What the task asks >> An identical copy of all the entries is the required result.

[Opening Supplied records section]

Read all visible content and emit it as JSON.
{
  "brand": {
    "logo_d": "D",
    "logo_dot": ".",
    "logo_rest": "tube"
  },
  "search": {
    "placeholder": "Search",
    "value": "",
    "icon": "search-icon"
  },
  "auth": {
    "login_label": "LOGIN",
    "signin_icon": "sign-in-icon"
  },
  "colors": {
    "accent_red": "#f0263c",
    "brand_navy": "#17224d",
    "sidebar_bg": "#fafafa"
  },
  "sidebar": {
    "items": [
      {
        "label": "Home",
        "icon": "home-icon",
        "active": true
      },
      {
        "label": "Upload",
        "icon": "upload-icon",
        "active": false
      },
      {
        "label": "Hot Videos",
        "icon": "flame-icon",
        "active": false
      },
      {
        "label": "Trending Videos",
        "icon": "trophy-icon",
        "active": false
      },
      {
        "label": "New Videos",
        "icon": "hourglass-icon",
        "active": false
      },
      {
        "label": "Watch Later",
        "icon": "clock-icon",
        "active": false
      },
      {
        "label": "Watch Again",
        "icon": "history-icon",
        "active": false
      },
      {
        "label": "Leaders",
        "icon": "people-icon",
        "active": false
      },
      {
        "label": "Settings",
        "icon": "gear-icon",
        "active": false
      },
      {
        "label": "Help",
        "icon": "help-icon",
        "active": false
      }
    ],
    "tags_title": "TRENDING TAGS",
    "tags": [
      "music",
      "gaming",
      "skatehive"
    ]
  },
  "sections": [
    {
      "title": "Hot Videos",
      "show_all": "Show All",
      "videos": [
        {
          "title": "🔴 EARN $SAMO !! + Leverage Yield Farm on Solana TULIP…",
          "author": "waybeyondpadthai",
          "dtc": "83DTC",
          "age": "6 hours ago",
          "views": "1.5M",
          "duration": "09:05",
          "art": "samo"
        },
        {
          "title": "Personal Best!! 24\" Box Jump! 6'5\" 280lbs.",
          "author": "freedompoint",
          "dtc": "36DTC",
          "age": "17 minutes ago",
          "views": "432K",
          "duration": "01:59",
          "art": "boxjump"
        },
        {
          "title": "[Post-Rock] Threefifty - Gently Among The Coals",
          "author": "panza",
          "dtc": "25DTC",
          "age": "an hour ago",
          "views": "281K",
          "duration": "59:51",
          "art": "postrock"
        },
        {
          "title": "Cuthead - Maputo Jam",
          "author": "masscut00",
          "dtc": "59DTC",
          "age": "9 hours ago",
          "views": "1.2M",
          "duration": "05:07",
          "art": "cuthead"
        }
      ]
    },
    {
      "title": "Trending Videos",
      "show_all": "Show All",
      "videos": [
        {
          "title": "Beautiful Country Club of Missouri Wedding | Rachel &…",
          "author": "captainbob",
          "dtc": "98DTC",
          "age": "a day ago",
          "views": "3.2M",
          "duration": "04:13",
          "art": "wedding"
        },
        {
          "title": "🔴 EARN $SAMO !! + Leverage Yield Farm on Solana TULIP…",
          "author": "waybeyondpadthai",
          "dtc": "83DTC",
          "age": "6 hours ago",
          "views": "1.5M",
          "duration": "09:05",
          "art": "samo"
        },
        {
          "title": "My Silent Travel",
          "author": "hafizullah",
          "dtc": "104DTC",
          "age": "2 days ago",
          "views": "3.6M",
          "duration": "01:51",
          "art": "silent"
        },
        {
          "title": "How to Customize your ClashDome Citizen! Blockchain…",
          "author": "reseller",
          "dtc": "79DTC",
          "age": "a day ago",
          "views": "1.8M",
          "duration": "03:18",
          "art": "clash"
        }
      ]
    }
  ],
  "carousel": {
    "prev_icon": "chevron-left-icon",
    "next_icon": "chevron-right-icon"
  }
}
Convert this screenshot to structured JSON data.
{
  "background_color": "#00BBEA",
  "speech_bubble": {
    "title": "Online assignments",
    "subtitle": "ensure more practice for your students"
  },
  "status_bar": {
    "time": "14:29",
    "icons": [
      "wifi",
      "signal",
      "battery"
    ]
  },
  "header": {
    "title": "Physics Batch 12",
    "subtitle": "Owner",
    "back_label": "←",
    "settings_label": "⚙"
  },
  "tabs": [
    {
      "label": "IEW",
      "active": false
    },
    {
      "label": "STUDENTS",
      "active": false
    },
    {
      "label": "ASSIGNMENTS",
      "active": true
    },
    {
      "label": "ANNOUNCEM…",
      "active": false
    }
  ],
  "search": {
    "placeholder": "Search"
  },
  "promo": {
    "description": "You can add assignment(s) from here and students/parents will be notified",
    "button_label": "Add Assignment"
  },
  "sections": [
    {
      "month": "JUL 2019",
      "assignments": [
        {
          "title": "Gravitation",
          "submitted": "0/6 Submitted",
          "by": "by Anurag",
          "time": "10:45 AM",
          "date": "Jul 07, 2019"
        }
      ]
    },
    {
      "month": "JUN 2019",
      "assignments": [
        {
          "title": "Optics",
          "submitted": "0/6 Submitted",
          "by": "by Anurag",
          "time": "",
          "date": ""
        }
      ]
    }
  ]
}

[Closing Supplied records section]

Solution to this exercise >>
Read all visible content and emit it as JSON.
{
  "brand": {
    "logo_d": "D",
    "logo_dot": ".",
    "logo_rest": "tube"
  },
  "search": {
    "placeholder": "Search",
    "value": "",
    "icon": "search-icon"
  },
  "auth": {
    "login_label": "LOGIN",
    "signin_icon": "sign-in-icon"
  },
  "colors": {
    "accent_red": "#f0263c",
    "brand_navy": "#17224d",
    "sidebar_bg": "#fafafa"
  },
  "sidebar": {
    "items": [
      {
        "label": "Home",
        "icon": "home-icon",
        "active": true
      },
      {
        "label": "Upload",
        "icon": "upload-icon",
        "active": false
      },
      {
        "label": "Hot Videos",
        "icon": "flame-icon",
        "active": false
      },
      {
        "label": "Trending Videos",
        "icon": "trophy-icon",
        "active": false
      },
      {
        "label": "New Videos",
        "icon": "hourglass-icon",
        "active": false
      },
      {
        "label": "Watch Later",
        "icon": "clock-icon",
        "active": false
      },
      {
        "label": "Watch Again",
        "icon": "history-icon",
        "active": false
      },
      {
        "label": "Leaders",
        "icon": "people-icon",
        "active": false
      },
      {
        "label": "Settings",
        "icon": "gear-icon",
        "active": false
      },
      {
        "label": "Help",
        "icon": "help-icon",
        "active": false
      }
    ],
    "tags_title": "TRENDING TAGS",
    "tags": [
      "music",
      "gaming",
      "skatehive"
    ]
  },
  "sections": [
    {
      "title": "Hot Videos",
      "show_all": "Show All",
      "videos": [
        {
          "title": "🔴 EARN $SAMO !! + Leverage Yield Farm on Solana TULIP…",
          "author": "waybeyondpadthai",
          "dtc": "83DTC",
          "age": "6 hours ago",
          "views": "1.5M",
          "duration": "09:05",
          "art": "samo"
        },
        {
          "title": "Personal Best!! 24\" Box Jump! 6'5\" 280lbs.",
          "author": "freedompoint",
          "dtc": "36DTC",
          "age": "17 minutes ago",
          "views": "432K",
          "duration": "01:59",
          "art": "boxjump"
        },
        {
          "title": "[Post-Rock] Threefifty - Gently Among The Coals",
          "author": "panza",
          "dtc": "25DTC",
          "age": "an hour ago",
          "views": "281K",
          "duration": "59:51",
          "art": "postrock"
        },
        {
          "title": "Cuthead - Maputo Jam",
          "author": "masscut00",
          "dtc": "59DTC",
          "age": "9 hours ago",
          "views": "1.2M",
          "duration": "05:07",
          "art": "cuthead"
        }
      ]
    },
    {
      "title": "Trending Videos",
      "show_all": "Show All",
      "videos": [
        {
          "title": "Beautiful Country Club of Missouri Wedding | Rachel &…",
          "author": "captainbob",
          "dtc": "98DTC",
          "age": "a day ago",
          "views": "3.2M",
          "duration": "04:13",
          "art": "wedding"
        },
        {
          "title": "🔴 EARN $SAMO !! + Leverage Yield Farm on Solana TULIP…",
          "author": "waybeyondpadthai",
          "dtc": "83DTC",
          "age": "6 hours ago",
          "views": "1.5M",
          "duration": "09:05",
          "art": "samo"
        },
        {
          "title": "My Silent Travel",
          "author": "hafizullah",
          "dtc": "104DTC",
          "age": "2 days ago",
          "views": "3.6M",
          "duration": "01:51",
          "art": "silent"
        },
        {
          "title": "How to Customize your ClashDome Citizen! Blockchain…",
          "author": "reseller",
          "dtc": "79DTC",
          "age": "a day ago",
          "views": "1.8M",
          "duration": "03:18",
          "art": "clash"
        }
      ]
    }
  ],
  "carousel": {
    "prev_icon": "chevron-left-icon",
    "next_icon": "chevron-right-icon"
  }
}
Convert this screenshot to structured JSON data.
{
  "background_color": "#00BBEA",
  "speech_bubble": {
    "title": "Online assignments",
    "subtitle": "ensure more practice for your students"
  },
  "status_bar": {
    "time": "14:29",
    "icons": [
      "wifi",
      "signal",
      "battery"
    ]
  },
  "header": {
    "title": "Physics Batch 12",
    "subtitle": "Owner",
    "back_label": "←",
    "settings_label": "⚙"
  },
  "tabs": [
    {
      "label": "IEW",
      "active": false
    },
    {
      "label": "STUDENTS",
      "active": false
    },
    {
      "label": "ASSIGNMENTS",
      "active": true
    },
    {
      "label": "ANNOUNCEM…",
      "active": false
    }
  ],
  "search": {
    "placeholder": "Search"
  },
  "promo": {
    "description": "You can add assignment(s) from here and students/parents will be notified",
    "button_label": "Add Assignment"
  },
  "sections": [
    {
      "month": "JUL 2019",
      "assignments": [
        {
          "title": "Gravitation",
          "submitted": "0/6 Submitted",
          "by": "by Anurag",
          "time": "10:45 AM",
          "date": "Jul 07, 2019"
        }
      ]
    },
    {
      "month": "JUN 2019",
      "assignments": [
        {
          "title": "Optics",
          "submitted": "0/6 Submitted",
          "by": "by Anurag",
          "time": "",
          "date": ""
        }
      ]
    }
  ]
}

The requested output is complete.